§ **DATASET**
[Start of Attachment]
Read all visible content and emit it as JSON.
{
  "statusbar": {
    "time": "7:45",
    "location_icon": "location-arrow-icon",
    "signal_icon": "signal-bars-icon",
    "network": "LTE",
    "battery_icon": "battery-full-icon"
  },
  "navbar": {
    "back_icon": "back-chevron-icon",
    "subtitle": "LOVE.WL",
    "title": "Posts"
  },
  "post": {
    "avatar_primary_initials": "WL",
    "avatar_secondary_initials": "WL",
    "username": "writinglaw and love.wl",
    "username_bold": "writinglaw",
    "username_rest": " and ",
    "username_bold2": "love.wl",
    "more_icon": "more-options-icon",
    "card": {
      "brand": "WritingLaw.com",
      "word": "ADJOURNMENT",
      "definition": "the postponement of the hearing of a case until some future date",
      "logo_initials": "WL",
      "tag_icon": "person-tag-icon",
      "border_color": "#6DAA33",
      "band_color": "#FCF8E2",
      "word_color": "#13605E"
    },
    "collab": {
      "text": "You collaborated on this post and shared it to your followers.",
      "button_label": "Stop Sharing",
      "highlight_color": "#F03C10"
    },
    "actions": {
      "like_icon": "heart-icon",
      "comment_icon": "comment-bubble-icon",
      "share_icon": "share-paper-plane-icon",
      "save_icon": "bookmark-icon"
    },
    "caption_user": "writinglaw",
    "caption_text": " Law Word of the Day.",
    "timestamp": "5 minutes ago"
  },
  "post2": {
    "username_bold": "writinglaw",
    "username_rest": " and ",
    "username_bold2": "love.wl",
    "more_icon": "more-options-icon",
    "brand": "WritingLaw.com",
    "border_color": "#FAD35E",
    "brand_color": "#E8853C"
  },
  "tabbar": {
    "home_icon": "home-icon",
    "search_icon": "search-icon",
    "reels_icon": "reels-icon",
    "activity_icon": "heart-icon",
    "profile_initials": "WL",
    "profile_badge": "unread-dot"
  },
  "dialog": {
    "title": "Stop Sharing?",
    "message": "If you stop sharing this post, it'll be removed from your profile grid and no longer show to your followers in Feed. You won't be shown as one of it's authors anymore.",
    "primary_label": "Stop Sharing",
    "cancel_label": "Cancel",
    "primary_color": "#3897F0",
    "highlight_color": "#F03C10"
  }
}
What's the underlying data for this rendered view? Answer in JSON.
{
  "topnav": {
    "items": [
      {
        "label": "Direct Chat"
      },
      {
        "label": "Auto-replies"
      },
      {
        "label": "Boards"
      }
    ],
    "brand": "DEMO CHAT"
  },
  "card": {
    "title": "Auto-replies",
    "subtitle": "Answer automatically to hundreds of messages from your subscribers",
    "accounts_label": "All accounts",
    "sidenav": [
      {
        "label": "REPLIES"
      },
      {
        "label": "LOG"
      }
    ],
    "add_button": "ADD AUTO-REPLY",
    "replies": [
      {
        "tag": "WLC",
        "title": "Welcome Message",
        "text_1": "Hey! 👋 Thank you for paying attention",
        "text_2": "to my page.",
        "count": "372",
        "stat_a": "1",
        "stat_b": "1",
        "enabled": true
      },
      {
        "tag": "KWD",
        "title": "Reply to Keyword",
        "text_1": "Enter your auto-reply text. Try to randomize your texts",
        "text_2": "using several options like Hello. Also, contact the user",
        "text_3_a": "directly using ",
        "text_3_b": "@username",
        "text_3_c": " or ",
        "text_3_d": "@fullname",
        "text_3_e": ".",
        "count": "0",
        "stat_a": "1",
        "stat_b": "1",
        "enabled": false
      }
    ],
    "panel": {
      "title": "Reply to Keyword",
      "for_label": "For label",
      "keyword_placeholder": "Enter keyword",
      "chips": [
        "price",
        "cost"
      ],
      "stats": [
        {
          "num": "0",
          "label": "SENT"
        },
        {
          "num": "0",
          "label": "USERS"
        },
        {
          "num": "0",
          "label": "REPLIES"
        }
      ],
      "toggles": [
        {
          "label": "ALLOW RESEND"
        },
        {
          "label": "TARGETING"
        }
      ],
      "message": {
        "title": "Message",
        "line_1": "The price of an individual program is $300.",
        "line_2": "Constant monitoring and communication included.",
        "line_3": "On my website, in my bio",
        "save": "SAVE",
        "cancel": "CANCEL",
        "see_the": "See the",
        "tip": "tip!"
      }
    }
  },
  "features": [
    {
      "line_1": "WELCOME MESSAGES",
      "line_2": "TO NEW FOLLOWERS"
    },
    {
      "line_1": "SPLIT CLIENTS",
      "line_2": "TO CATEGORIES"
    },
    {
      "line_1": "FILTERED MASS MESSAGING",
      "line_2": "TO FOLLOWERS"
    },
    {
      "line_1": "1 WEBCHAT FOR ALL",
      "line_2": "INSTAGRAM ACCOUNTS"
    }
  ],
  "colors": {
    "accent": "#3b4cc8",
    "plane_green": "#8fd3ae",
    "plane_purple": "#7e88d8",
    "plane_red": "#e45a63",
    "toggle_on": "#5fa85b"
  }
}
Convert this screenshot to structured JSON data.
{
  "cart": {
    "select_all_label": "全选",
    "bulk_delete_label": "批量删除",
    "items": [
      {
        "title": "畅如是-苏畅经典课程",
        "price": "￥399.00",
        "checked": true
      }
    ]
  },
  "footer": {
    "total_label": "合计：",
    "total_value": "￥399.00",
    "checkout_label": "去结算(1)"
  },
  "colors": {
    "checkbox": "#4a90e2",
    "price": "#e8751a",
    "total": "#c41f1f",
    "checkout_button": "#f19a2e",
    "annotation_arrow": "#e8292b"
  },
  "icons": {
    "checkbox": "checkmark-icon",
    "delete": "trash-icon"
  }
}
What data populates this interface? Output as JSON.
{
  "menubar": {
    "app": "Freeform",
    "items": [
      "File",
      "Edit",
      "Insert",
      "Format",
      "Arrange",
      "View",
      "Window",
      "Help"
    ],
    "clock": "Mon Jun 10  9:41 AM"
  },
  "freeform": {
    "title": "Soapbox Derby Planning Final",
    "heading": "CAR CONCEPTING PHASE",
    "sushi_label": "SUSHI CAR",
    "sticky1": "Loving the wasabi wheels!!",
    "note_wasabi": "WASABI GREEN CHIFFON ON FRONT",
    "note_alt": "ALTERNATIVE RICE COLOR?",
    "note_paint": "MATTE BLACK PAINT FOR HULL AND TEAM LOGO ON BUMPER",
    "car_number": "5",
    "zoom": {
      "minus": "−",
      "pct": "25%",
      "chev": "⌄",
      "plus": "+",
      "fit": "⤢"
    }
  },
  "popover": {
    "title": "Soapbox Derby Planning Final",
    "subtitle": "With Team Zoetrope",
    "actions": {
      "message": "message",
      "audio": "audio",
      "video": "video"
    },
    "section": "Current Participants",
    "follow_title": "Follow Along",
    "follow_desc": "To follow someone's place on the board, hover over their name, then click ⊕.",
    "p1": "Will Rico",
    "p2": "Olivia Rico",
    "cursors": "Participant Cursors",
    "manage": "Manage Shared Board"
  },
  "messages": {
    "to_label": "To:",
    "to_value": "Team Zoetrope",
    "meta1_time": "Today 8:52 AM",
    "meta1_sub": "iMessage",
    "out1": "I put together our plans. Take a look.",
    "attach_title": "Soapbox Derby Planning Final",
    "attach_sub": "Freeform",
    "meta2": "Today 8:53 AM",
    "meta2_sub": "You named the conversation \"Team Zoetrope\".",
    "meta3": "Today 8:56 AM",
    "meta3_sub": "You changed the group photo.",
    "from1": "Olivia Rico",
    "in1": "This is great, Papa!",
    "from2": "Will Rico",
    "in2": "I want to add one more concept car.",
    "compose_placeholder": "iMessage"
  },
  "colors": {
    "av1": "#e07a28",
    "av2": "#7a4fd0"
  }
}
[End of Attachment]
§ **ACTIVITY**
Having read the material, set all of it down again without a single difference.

§ **REPLY**
Read all visible content and emit it as JSON.
{
  "statusbar": {
    "time": "7:45",
    "location_icon": "location-arrow-icon",
    "signal_icon": "signal-bars-icon",
    "network": "LTE",
    "battery_icon": "battery-full-icon"
  },
  "navbar": {
    "back_icon": "back-chevron-icon",
    "subtitle": "LOVE.WL",
    "title": "Posts"
  },
  "post": {
    "avatar_primary_initials": "WL",
    "avatar_secondary_initials": "WL",
    "username": "writinglaw and love.wl",
    "username_bold": "writinglaw",
    "username_rest": " and ",
    "username_bold2": "love.wl",
    "more_icon": "more-options-icon",
    "card": {
      "brand": "WritingLaw.com",
      "word": "ADJOURNMENT",
      "definition": "the postponement of the hearing of a case until some future date",
      "logo_initials": "WL",
      "tag_icon": "person-tag-icon",
      "border_color": "#6DAA33",
      "band_color": "#FCF8E2",
      "word_color": "#13605E"
    },
    "collab": {
      "text": "You collaborated on this post and shared it to your followers.",
      "button_label": "Stop Sharing",
      "highlight_color": "#F03C10"
    },
    "actions": {
      "like_icon": "heart-icon",
      "comment_icon": "comment-bubble-icon",
      "share_icon": "share-paper-plane-icon",
      "save_icon": "bookmark-icon"
    },
    "caption_user": "writinglaw",
    "caption_text": " Law Word of the Day.",
    "timestamp": "5 minutes ago"
  },
  "post2": {
    "username_bold": "writinglaw",
    "username_rest": " and ",
    "username_bold2": "love.wl",
    "more_icon": "more-options-icon",
    "brand": "WritingLaw.com",
    "border_color": "#FAD35E",
    "brand_color": "#E8853C"
  },
  "tabbar": {
    "home_icon": "home-icon",
    "search_icon": "search-icon",
    "reels_icon": "reels-icon",
    "activity_icon": "heart-icon",
    "profile_initials": "WL",
    "profile_badge": "unread-dot"
  },
  "dialog": {
    "title": "Stop Sharing?",
    "message": "If you stop sharing this post, it'll be removed from your profile grid and no longer show to your followers in Feed. You won't be shown as one of it's authors anymore.",
    "primary_label": "Stop Sharing",
    "cancel_label": "Cancel",
    "primary_color": "#3897F0",
    "highlight_color": "#F03C10"
  }
}
What's the underlying data for this rendered view? Answer in JSON.
{
  "topnav": {
    "items": [
      {
        "label": "Direct Chat"
      },
      {
        "label": "Auto-replies"
      },
      {
        "label": "Boards"
      }
    ],
    "brand": "DEMO CHAT"
  },
  "card": {
    "title": "Auto-replies",
    "subtitle": "Answer automatically to hundreds of messages from your subscribers",
    "accounts_label": "All accounts",
    "sidenav": [
      {
        "label": "REPLIES"
      },
      {
        "label": "LOG"
      }
    ],
    "add_button": "ADD AUTO-REPLY",
    "replies": [
      {
        "tag": "WLC",
        "title": "Welcome Message",
        "text_1": "Hey! 👋 Thank you for paying attention",
        "text_2": "to my page.",
        "count": "372",
        "stat_a": "1",
        "stat_b": "1",
        "enabled": true
      },
      {
        "tag": "KWD",
        "title": "Reply to Keyword",
        "text_1": "Enter your auto-reply text. Try to randomize your texts",
        "text_2": "using several options like Hello. Also, contact the user",
        "text_3_a": "directly using ",
        "text_3_b": "@username",
        "text_3_c": " or ",
        "text_3_d": "@fullname",
        "text_3_e": ".",
        "count": "0",
        "stat_a": "1",
        "stat_b": "1",
        "enabled": false
      }
    ],
    "panel": {
      "title": "Reply to Keyword",
      "for_label": "For label",
      "keyword_placeholder": "Enter keyword",
      "chips": [
        "price",
        "cost"
      ],
      "stats": [
        {
          "num": "0",
          "label": "SENT"
        },
        {
          "num": "0",
          "label": "USERS"
        },
        {
          "num": "0",
          "label": "REPLIES"
        }
      ],
      "toggles": [
        {
          "label": "ALLOW RESEND"
        },
        {
          "label": "TARGETING"
        }
      ],
      "message": {
        "title": "Message",
        "line_1": "The price of an individual program is $300.",
        "line_2": "Constant monitoring and communication included.",
        "line_3": "On my website, in my bio",
        "save": "SAVE",
        "cancel": "CANCEL",
        "see_the": "See the",
        "tip": "tip!"
      }
    }
  },
  "features": [
    {
      "line_1": "WELCOME MESSAGES",
      "line_2": "TO NEW FOLLOWERS"
    },
    {
      "line_1": "SPLIT CLIENTS",
      "line_2": "TO CATEGORIES"
    },
    {
      "line_1": "FILTERED MASS MESSAGING",
      "line_2": "TO FOLLOWERS"
    },
    {
      "line_1": "1 WEBCHAT FOR ALL",
      "line_2": "INSTAGRAM ACCOUNTS"
    }
  ],
  "colors": {
    "accent": "#3b4cc8",
    "plane_green": "#8fd3ae",
    "plane_purple": "#7e88d8",
    "plane_red": "#e45a63",
    "toggle_on": "#5fa85b"
  }
}
Convert this screenshot to structured JSON data.
{
  "cart": {
    "select_all_label": "全选",
    "bulk_delete_label": "批量删除",
    "items": [
      {
        "title": "畅如是-苏畅经典课程",
        "price": "￥399.00",
        "checked": true
      }
    ]
  },
  "footer": {
    "total_label": "合计：",
    "total_value": "￥399.00",
    "checkout_label": "去结算(1)"
  },
  "colors": {
    "checkbox": "#4a90e2",
    "price": "#e8751a",
    "total": "#c41f1f",
    "checkout_button": "#f19a2e",
    "annotation_arrow": "#e8292b"
  },
  "icons": {
    "checkbox": "checkmark-icon",
    "delete": "trash-icon"
  }
}
What data populates this interface? Output as JSON.
{
  "menubar": {
    "app": "Freeform",
    "items": [
      "File",
      "Edit",
      "Insert",
      "Format",
      "Arrange",
      "View",
      "Window",
      "Help"
    ],
    "clock": "Mon Jun 10  9:41 AM"
  },
  "freeform": {
    "title": "Soapbox Derby Planning Final",
    "heading": "CAR CONCEPTING PHASE",
    "sushi_label": "SUSHI CAR",
    "sticky1": "Loving the wasabi wheels!!",
    "note_wasabi": "WASABI GREEN CHIFFON ON FRONT",
    "note_alt": "ALTERNATIVE RICE COLOR?",
    "note_paint": "MATTE BLACK PAINT FOR HULL AND TEAM LOGO ON BUMPER",
    "car_number": "5",
    "zoom": {
      "minus": "−",
      "pct": "25%",
      "chev": "⌄",
      "plus": "+",
      "fit": "⤢"
    }
  },
  "popover": {
    "title": "Soapbox Derby Planning Final",
    "subtitle": "With Team Zoetrope",
    "actions": {
      "message": "message",
      "audio": "audio",
      "video": "video"
    },
    "section": "Current Participants",
    "follow_title": "Follow Along",
    "follow_desc": "To follow someone's place on the board, hover over their name, then click ⊕.",
    "p1": "Will Rico",
    "p2": "Olivia Rico",
    "cursors": "Participant Cursors",
    "manage": "Manage Shared Board"
  },
  "messages": {
    "to_label": "To:",
    "to_value": "Team Zoetrope",
    "meta1_time": "Today 8:52 AM",
    "meta1_sub": "iMessage",
    "out1": "I put together our plans. Take a look.",
    "attach_title": "Soapbox Derby Planning Final",
    "attach_sub": "Freeform",
    "meta2": "Today 8:53 AM",
    "meta2_sub": "You named the conversation \"Team Zoetrope\".",
    "meta3": "Today 8:56 AM",
    "meta3_sub": "You changed the group photo.",
    "from1": "Olivia Rico",
    "in1": "This is great, Papa!",
    "from2": "Will Rico",
    "in2": "I want to add one more concept car.",
    "compose_placeholder": "iMessage"
  },
  "colors": {
    "av1": "#e07a28",
    "av2": "#7a4fd0"
  }
}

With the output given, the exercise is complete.